--- START ---
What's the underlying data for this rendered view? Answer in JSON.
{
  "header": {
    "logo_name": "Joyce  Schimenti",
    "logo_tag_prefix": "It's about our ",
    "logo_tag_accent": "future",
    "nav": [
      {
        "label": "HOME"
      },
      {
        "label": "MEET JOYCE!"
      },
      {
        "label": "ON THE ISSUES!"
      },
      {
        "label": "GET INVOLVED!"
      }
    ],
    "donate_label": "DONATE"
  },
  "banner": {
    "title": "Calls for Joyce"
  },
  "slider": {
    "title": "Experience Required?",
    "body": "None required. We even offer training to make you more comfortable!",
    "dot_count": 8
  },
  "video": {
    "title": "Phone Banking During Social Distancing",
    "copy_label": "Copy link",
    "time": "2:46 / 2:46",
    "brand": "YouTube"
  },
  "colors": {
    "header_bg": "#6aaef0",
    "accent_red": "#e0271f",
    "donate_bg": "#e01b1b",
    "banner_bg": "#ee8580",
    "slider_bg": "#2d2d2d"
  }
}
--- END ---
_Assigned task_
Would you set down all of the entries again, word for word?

_Solution to the exercise_
What's the underlying data for this rendered view? Answer in JSON.
{
  "header": {
    "logo_name": "Joyce  Schimenti",
    "logo_tag_prefix": "It's about our ",
    "logo_tag_accent": "future",
    "nav": [
      {
        "label": "HOME"
      },
      {
        "label": "MEET JOYCE!"
      },
      {
        "label": "ON THE ISSUES!"
      },
      {
        "label": "GET INVOLVED!"
      }
    ],
    "donate_label": "DONATE"
  },
  "banner": {
    "title": "Calls for Joyce"
  },
  "slider": {
    "title": "Experience Required?",
    "body": "None required. We even offer training to make you more comfortable!",
    "dot_count": 8
  },
  "video": {
    "title": "Phone Banking During Social Distancing",
    "copy_label": "Copy link",
    "time": "2:46 / 2:46",
    "brand": "YouTube"
  },
  "colors": {
    "header_bg": "#6aaef0",
    "accent_red": "#e0271f",
    "donate_bg": "#e01b1b",
    "banner_bg": "#ee8580",
    "slider_bg": "#2d2d2d"
  }
}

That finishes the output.